Three Summer Snippets
Books by Volf, Roy and Jenkins

Reviewed by Dr. Susan K. Hedahl

 

 

Summer Snippet #1
Allah:  A Christian Response by Miroslav Volf.   HarperOne,  2011

Miroslav Volf’s work is written as he says “about the extraordinary promise contained in the proper Christian response to the God of Muslims for easing animosities and overcoming conflicts.” (2).   This if followed by set of two assertions.  The first is a list of what perspectives Volf works from and the second is a list called “Hot and Spicy,” which includes statements that he will pursue in this work.
His statements are more than provocative.  Perhaps one of the most significant is #2:  “What the Qur’an denies about God as the Holy Trinity has been denied by every great teacher of the church in the past and ought to be denied by every orthodox Christian today.  I reject the idea that Muslim monotheism is incompatible with the Christian doctrine of the Trinity.” (14).
In his desire to secure a shared monotheism as point of dialogue and peace-making, Volf’s work is laudable.  However, there is much more ground to be covered and remains unaddressed in terms of the relationships that exist between the Cross and the Trinity and what these mean for his Muslim-Christian dialogue.  More arguments have yet to be made by Volf about the scandal of the Cross as it positively affects the ecumenical dialogue he seeks so fervently.

 

Summer Snippet #2
Holy Ignorance:  When Religion and Culture Part Ways by Olivier Roy.  Columbia University Press. 2010

This is an articulate and knowledgeable work by Olivier Roy, a professor of social and political theory at the European University Institute in Florence, Italy.   Roy has authored many excellent works in the area of political Islam.
Roy raises several intertwined issues: globalization and its effects on religious communities; secularization and fundamentalism and the changes in religious communities when wrenched from their cultural moorings.
 This book deftly weaves all of these together.  Roy says: “There is a close link between secularization and religious revivalism, which is not a reaction against secularization, but the product of it.  Secularism engenders religion.  We are not witnessing a religious comeback, but a transformation….It is the relationship between religion and public life that is changing, for religious revival in the public sphere no longer takes on the form of cultural visibility but becomes a display of religious “purity” or of reconstructed traditions.” (p.2-3, 5).
This work should be required reading in many circles.

 

Summer Snippet #3
Jesus Wars:  How Four Patriarchs, Three Queens, and Two Emperors Decided What Christians Would Believe for the Next 1,500 Years.  HarperOne,  2010.

Jenkins’ work is humorous, historical, informed and a thoroughly researched work which looks at all the players in the fifth century Christological debates over the nature(s) of Jesus Christ.  The various chapters have helpful lists of such items as key council meetings; names of important rulers, theological terms theologians and important scallywags.
An example of these useful lists is the Appendix to Chapter Two:  Some Early Interpretations of Christ. ( p. 69ff).   One term still used today is “Docetists.”  Jenkins says simply, “Early belief that Christ represented only an illusory shape taken by a purely divine being: he had no real human nature.  Christ’s sufferings on the cross were illusory.” (p. 70) While not everyone is a fan of lists, (see Umberto Eco’s abilities on this score in an earlier review), the definitions are comprehensive and fill out the chapter’s discussion well.
Were I setting the beginning curriculum in systematic theology, I would make this text required reading.
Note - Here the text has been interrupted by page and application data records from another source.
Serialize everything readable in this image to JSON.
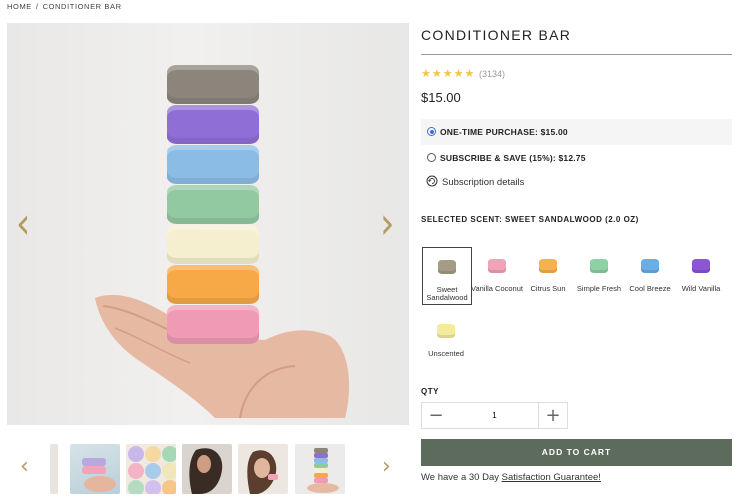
{
  "breadcrumb": {
    "home": "HOME",
    "separator": "/",
    "current": "CONDITIONER BAR"
  },
  "product": {
    "title": "CONDITIONER BAR",
    "rating_stars": "★★★★★",
    "review_count": "(3134)",
    "price": "$15.00"
  },
  "purchase_options": [
    {
      "label": "ONE-TIME PURCHASE: $15.00",
      "selected": true
    },
    {
      "label": "SUBSCRIBE & SAVE (15%): $12.75",
      "selected": false
    }
  ],
  "subscription_details": "Subscription details",
  "scent": {
    "selected_label": "SELECTED SCENT: SWEET SANDALWOOD (2.0 OZ)",
    "options": [
      {
        "name": "Sweet Sandalwood",
        "color": "#a59c86",
        "selected": true
      },
      {
        "name": "Vanilla Coconut",
        "color": "#f2a3b8",
        "selected": false
      },
      {
        "name": "Citrus Sun",
        "color": "#f6b24e",
        "selected": false
      },
      {
        "name": "Simple Fresh",
        "color": "#8fd0a6",
        "selected": false
      },
      {
        "name": "Cool Breeze",
        "color": "#6aaee6",
        "selected": false
      },
      {
        "name": "Wild Vanilla",
        "color": "#8a55d6",
        "selected": false
      },
      {
        "name": "Unscented",
        "color": "#f4ec9a",
        "selected": false
      }
    ]
  },
  "quantity": {
    "label": "QTY",
    "value": "1",
    "minus": "−",
    "plus": "+"
  },
  "add_to_cart": "ADD TO CART",
  "guarantee": {
    "prefix": "We have a 30 Day ",
    "link": "Satisfaction Guarantee!"
  },
  "gallery": {
    "prev_arrow": "‹",
    "next_arrow": "›",
    "bar_colors": [
      "#8b857c",
      "#8f6fd6",
      "#8bbce6",
      "#93c9a1",
      "#f6efcf",
      "#f7a948",
      "#ef9bb6"
    ]
  }
}
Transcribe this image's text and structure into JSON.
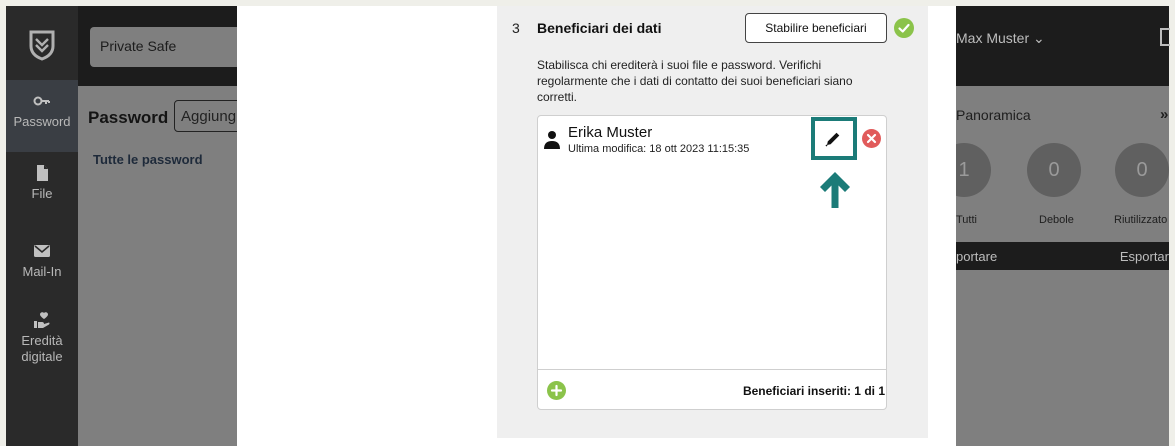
{
  "app": {
    "safe_selector": "Private Safe",
    "user_menu": "Max Muster ⌄"
  },
  "sidebar": {
    "items": [
      {
        "id": "password",
        "label": "Password",
        "icon": "key-icon"
      },
      {
        "id": "file",
        "label": "File",
        "icon": "file-icon"
      },
      {
        "id": "mail_in",
        "label": "Mail-In",
        "icon": "mail-icon"
      },
      {
        "id": "inheritance",
        "label": "Eredità digitale",
        "icon": "heart-hand-icon"
      }
    ]
  },
  "main": {
    "title": "Password",
    "add_button": "Aggiung",
    "all_passwords": "Tutte le password",
    "overview": {
      "title": "Panoramica",
      "expand": "»",
      "stats": [
        {
          "label": "Tutti",
          "value": "1"
        },
        {
          "label": "Debole",
          "value": "0"
        },
        {
          "label": "Riutilizzato",
          "value": "0"
        }
      ],
      "export_left": "portare",
      "export_right": "Esportar"
    }
  },
  "modal": {
    "step_number": "3",
    "section_title": "Beneficiari dei dati",
    "set_beneficiaries_button": "Stabilire beneficiari",
    "description": "Stabilisca chi erediterà i suoi file e password. Verifichi regolarmente che i dati di contatto dei suoi beneficiari siano corretti.",
    "beneficiary": {
      "name": "Erika Muster",
      "modified": "Ultima modifica: 18 ott 2023 11:15:35"
    },
    "count_label": "Beneficiari inseriti: 1 di 1"
  },
  "colors": {
    "highlight": "#1b7b78",
    "success": "#8bc34a",
    "danger": "#e15b5b"
  }
}
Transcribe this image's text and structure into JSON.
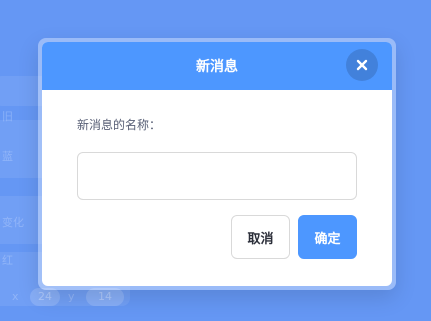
{
  "background": {
    "hint_texts": [
      "旧",
      "蓝",
      "变化",
      "红",
      "x",
      "y"
    ],
    "hint_values": [
      "24",
      "14"
    ]
  },
  "dialog": {
    "title": "新消息",
    "close_icon": "close-icon",
    "field_label": "新消息的名称：",
    "input_value": "",
    "cancel_label": "取消",
    "confirm_label": "确定"
  },
  "colors": {
    "accent": "#4d97ff",
    "overlay": "#6f9df0",
    "text": "#575e75"
  }
}
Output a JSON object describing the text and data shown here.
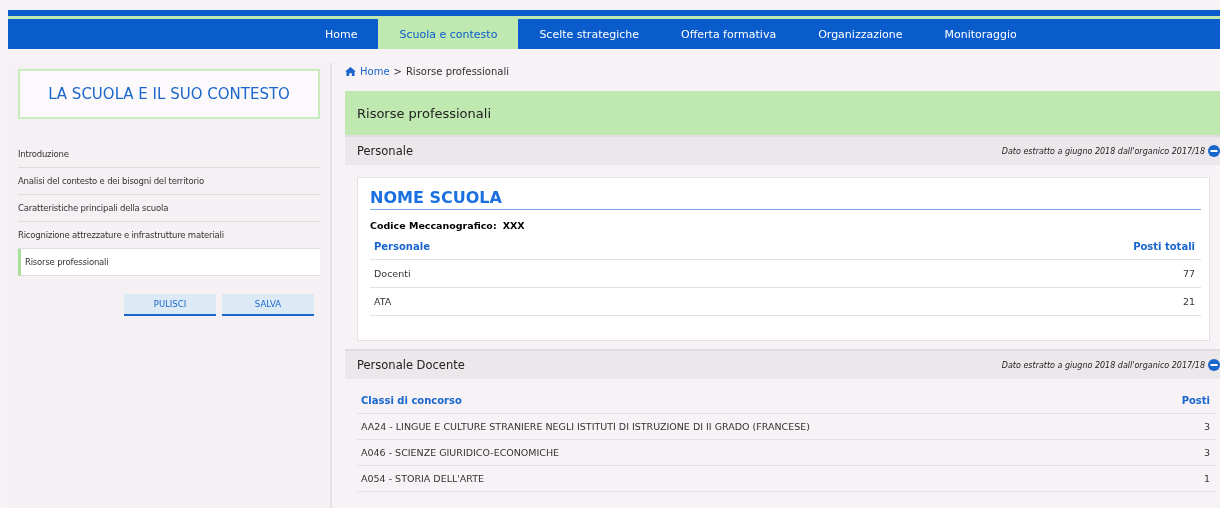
{
  "nav": [
    {
      "label": "Home",
      "selected": false
    },
    {
      "label": "Scuola e contesto",
      "selected": true
    },
    {
      "label": "Scelte strategiche",
      "selected": false
    },
    {
      "label": "Offerta formativa",
      "selected": false
    },
    {
      "label": "Organizzazione",
      "selected": false
    },
    {
      "label": "Monitoraggio",
      "selected": false
    }
  ],
  "sidebar": {
    "title": "LA SCUOLA E IL SUO CONTESTO",
    "items": [
      {
        "label": "Introduzione",
        "selected": false
      },
      {
        "label": "Analisi del contesto e dei bisogni del territorio",
        "selected": false
      },
      {
        "label": "Caratteristiche principali della scuola",
        "selected": false
      },
      {
        "label": "Ricognizione attrezzature e infrastrutture materiali",
        "selected": false
      },
      {
        "label": "Risorse professionali",
        "selected": true
      }
    ],
    "buttons": [
      "PULISCI",
      "SALVA"
    ]
  },
  "breadcrumb": {
    "home": "Home",
    "separator": ">",
    "current": "Risorse professionali"
  },
  "page_title": "Risorse professionali",
  "sections": [
    {
      "title": "Personale",
      "note": "Dato estratto a giugno 2018 dall'organico 2017/18",
      "school_name": "NOME SCUOLA",
      "code_label": "Codice Meccanografico:",
      "code_value": "XXX",
      "columns": [
        "Personale",
        "Posti totali"
      ],
      "rows": [
        [
          "Docenti",
          "77"
        ],
        [
          "ATA",
          "21"
        ]
      ]
    },
    {
      "title": "Personale Docente",
      "note": "Dato estratto a giugno 2018 dall'organico 2017/18",
      "columns": [
        "Classi di concorso",
        "Posti"
      ],
      "rows": [
        [
          "AA24 - LINGUE E CULTURE STRANIERE NEGLI ISTITUTI DI ISTRUZIONE DI II GRADO (FRANCESE)",
          "3"
        ],
        [
          "A046 - SCIENZE GIURIDICO-ECONOMICHE",
          "3"
        ],
        [
          "A054 - STORIA DELL'ARTE",
          "1"
        ]
      ]
    }
  ]
}
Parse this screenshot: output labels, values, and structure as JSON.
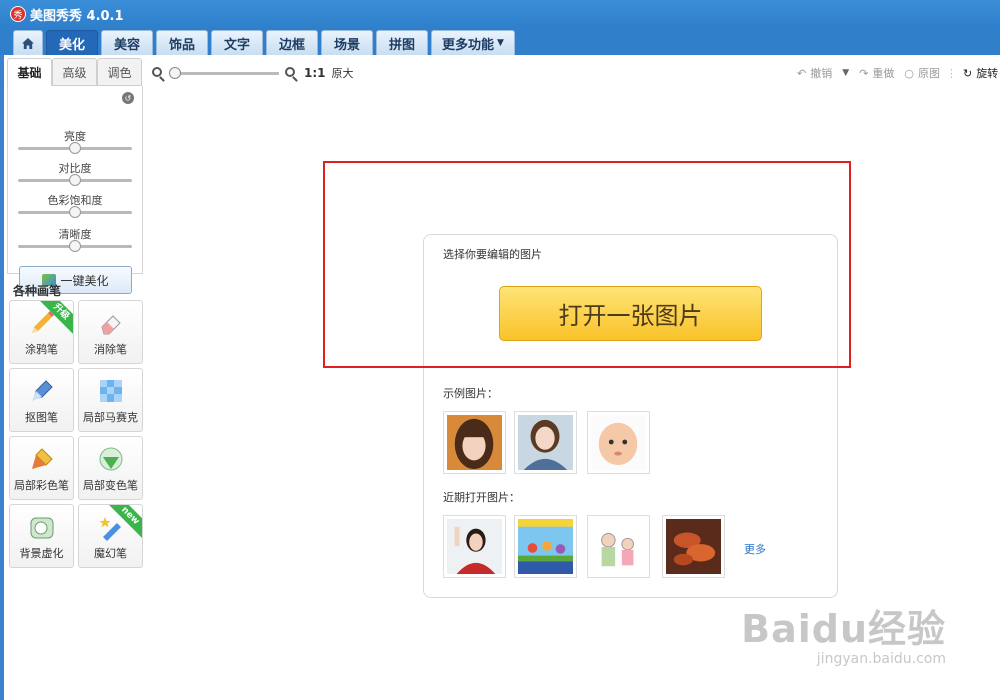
{
  "app": {
    "title": "美图秀秀 4.0.1",
    "logo_text": "秀"
  },
  "tabs": [
    {
      "label": "美化",
      "active": true
    },
    {
      "label": "美容"
    },
    {
      "label": "饰品"
    },
    {
      "label": "文字"
    },
    {
      "label": "边框"
    },
    {
      "label": "场景"
    },
    {
      "label": "拼图"
    },
    {
      "label": "更多功能"
    }
  ],
  "left_panel": {
    "subtabs": [
      "基础",
      "高级",
      "调色"
    ],
    "sliders": [
      {
        "label": "亮度",
        "value": 0.5
      },
      {
        "label": "对比度",
        "value": 0.5
      },
      {
        "label": "色彩饱和度",
        "value": 0.5
      },
      {
        "label": "清晰度",
        "value": 0.5
      }
    ],
    "one_key_label": "一键美化",
    "brush_title": "各种画笔",
    "brushes": [
      {
        "label": "涂鸦笔",
        "ribbon": "升级",
        "icon": "pencil-icon"
      },
      {
        "label": "消除笔",
        "icon": "eraser-icon"
      },
      {
        "label": "抠图笔",
        "icon": "cutout-pen-icon"
      },
      {
        "label": "局部马赛克",
        "icon": "mosaic-icon"
      },
      {
        "label": "局部彩色笔",
        "icon": "color-brush-icon"
      },
      {
        "label": "局部变色笔",
        "icon": "recolor-brush-icon"
      },
      {
        "label": "背景虚化",
        "icon": "blur-icon"
      },
      {
        "label": "魔幻笔",
        "ribbon": "new",
        "icon": "magic-pen-icon"
      }
    ]
  },
  "toolbar": {
    "zoom_ratio": "1:1",
    "zoom_orig": "原大",
    "undo": "撤销",
    "redo": "重做",
    "original": "原图",
    "rotate": "旋转"
  },
  "dialog": {
    "prompt": "选择你要编辑的图片",
    "open_button": "打开一张图片",
    "sample_label": "示例图片：",
    "recent_label": "近期打开图片：",
    "more_link": "更多"
  },
  "watermark": {
    "main": "Baidu经验",
    "sub": "jingyan.baidu.com"
  }
}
Jenkins’ humorous and readable style makes accessible a fine piece of scholarship.